        • 60% of males have ESRD by 30 years and 90% have ESRD by 40 years (Kashtan, 2015)
        • 30% of females have ESRD by 60 years and 40% by 80 years (Kashtan, 2015)
      • Autosomal recessive – most individuals have ESRD before 30 years
      • Autosomal dominant – ESRD onset usually in middle age
  • Cochlear
    • Sensorineural hearing loss
      • X linked
        • Usually presents in late childhood
        • 85% of males have sensorineural deafness by 40 years
      • Autosomal recessive – juvenile onset
      • Autosomal dominant – associated with later adult onset
  • Ocular
    • Lenticonus, maculopathy, corneal endothelial vesicles, recurrent corneal abrasions
    • Ocular lesions uncommon in adult-onset disease
  • Gastrointestinal and bronchopulmonary
    • Leiomyomatosis occasionally associated with Alport syndrome
    • Thoracic and abdominal aortic aneurysms

ARUP Lab Tests

Primary Tests

Preferred genetic test for the detection of variants causing X-linked Alport syndrome

Diagnostic errors can occur due to rare sequence variations

Regulatory region variants and deep intronic variants will not be detected

Breakpoints of deletions/duplications will not be determined

Variants in genes other than COL4A5 are not evaluated

Deletions/duplications in exons 8, 25, 40, 42, and 43 of the COL4A5 gene will not be detected

Refer to Additional Technical Information document for further content

Acceptable genetic test for the detection of variants causing X-linked Alport syndrome

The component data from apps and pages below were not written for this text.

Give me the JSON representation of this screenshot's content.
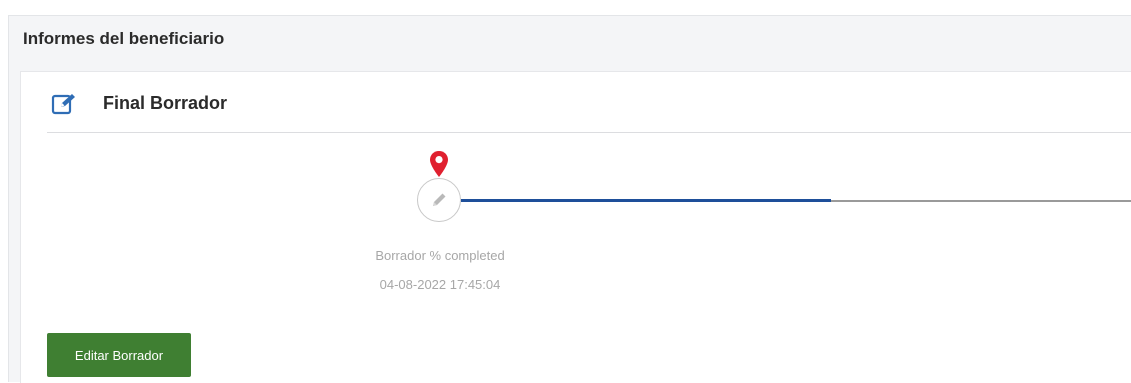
{
  "section": {
    "title": "Informes del beneficiario"
  },
  "card": {
    "title": "Final Borrador",
    "title_icon": "edit-icon"
  },
  "timeline": {
    "progress": 0.55,
    "node_icon": "pencil-icon",
    "marker_icon": "location-pin-icon",
    "status_label": "Borrador % completed",
    "timestamp": "04-08-2022 17:45:04",
    "colors": {
      "done": "#1e4f9a",
      "remaining": "#9a9a9a",
      "marker": "#e0202f"
    }
  },
  "actions": {
    "edit_label": "Editar Borrador",
    "edit_color": "#3f7f32"
  }
}
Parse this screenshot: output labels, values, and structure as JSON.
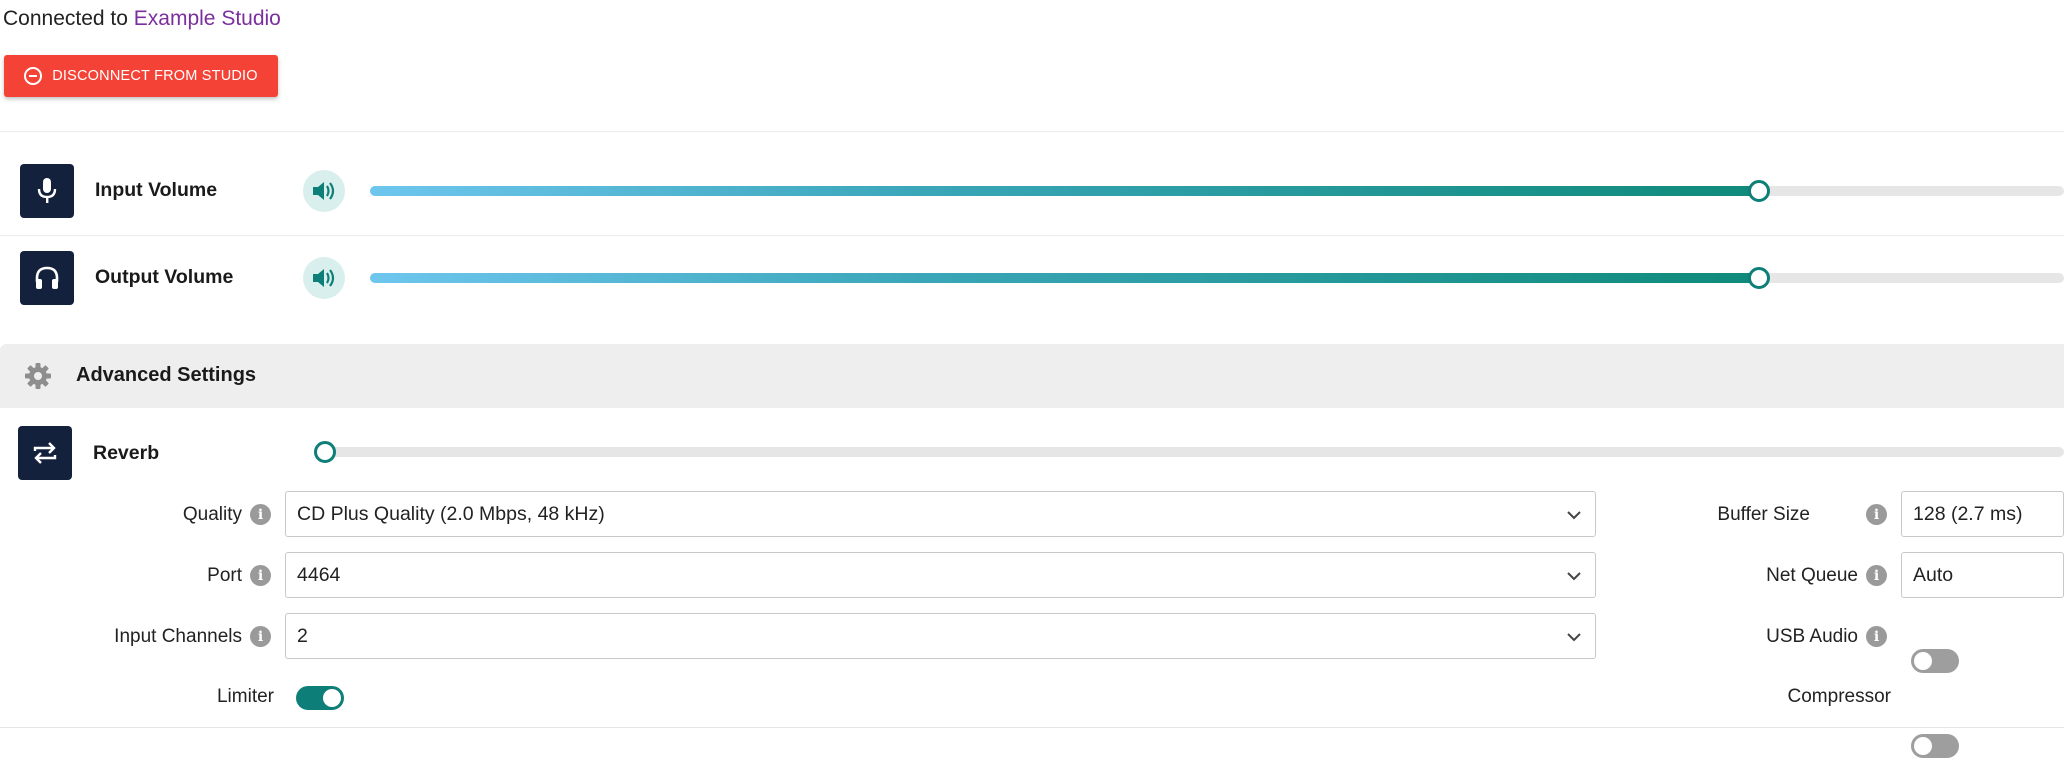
{
  "connection": {
    "prefix": "Connected to",
    "studio_name": "Example Studio"
  },
  "disconnect_button": {
    "label": "DISCONNECT FROM STUDIO",
    "color": "#f44336"
  },
  "volumes": {
    "input": {
      "label": "Input Volume",
      "level": 0.82
    },
    "output": {
      "label": "Output Volume",
      "level": 0.82
    }
  },
  "advanced": {
    "title": "Advanced Settings",
    "reverb": {
      "label": "Reverb",
      "level": 0.0
    },
    "quality": {
      "label": "Quality",
      "value": "CD Plus Quality (2.0 Mbps, 48 kHz)"
    },
    "port": {
      "label": "Port",
      "value": "4464"
    },
    "input_channels": {
      "label": "Input Channels",
      "value": "2"
    },
    "limiter": {
      "label": "Limiter",
      "on": true
    },
    "buffer_size": {
      "label": "Buffer Size",
      "value": "128 (2.7 ms)"
    },
    "net_queue": {
      "label": "Net Queue",
      "value": "Auto"
    },
    "usb_audio": {
      "label": "USB Audio",
      "on": false
    },
    "compressor": {
      "label": "Compressor",
      "on": false
    }
  },
  "icons": {
    "info": "i",
    "microphone": "microphone-icon",
    "headphones": "headphones-icon",
    "volume": "volume-icon",
    "gear": "gear-icon",
    "repeat": "repeat-icon",
    "chevron": "chevron-down-icon"
  },
  "colors": {
    "accent": "#0e7f78",
    "icon_box": "#14213d",
    "studio_link": "#7b2f9e"
  }
}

Diagnostic errors can occur due to rare sequence variations

Regulatory region and deep intronic variants will not be detected

Large deletions/duplications will not be detected in females

Variants in genes other than COL4A5 are not evaluated

Refer to Additional Technical Information document for further content

Consultation with a genetic counselor is advised

Useful when a pathogenic familial variant identifiable by sequencing is known

Aid in histological diagnosis of Alport syndrome   

Stained and returned to client pathologist; if consultation is required, contact anatomic pathology, surgical consult, or hematopathology

Related Tests

Screen for various metabolic and kidney disorders

Detect early kidney disease in those with diabetes or other risk factors (eg, hypertension)

Panel to evaluate kidney function

Components include estimated glomerular filtration rate and urine albumin-creatinine ratio

Medical Experts

Contributor

Mao

Rong Mao, MD, FACMG

Professor of Clinical Pathology, Adjunct Associate Professor, Pediatrics, and Co-Director, Clinical Molecular Genetics Fellowship Program, University of Utah

Laboratory Section Chief, Molecular Genetics and Genomics, at ARUP Laboratories

Contributor

References

Additional Resources
Resources from the ARUP Institute for Clinical and Experimental Pathology®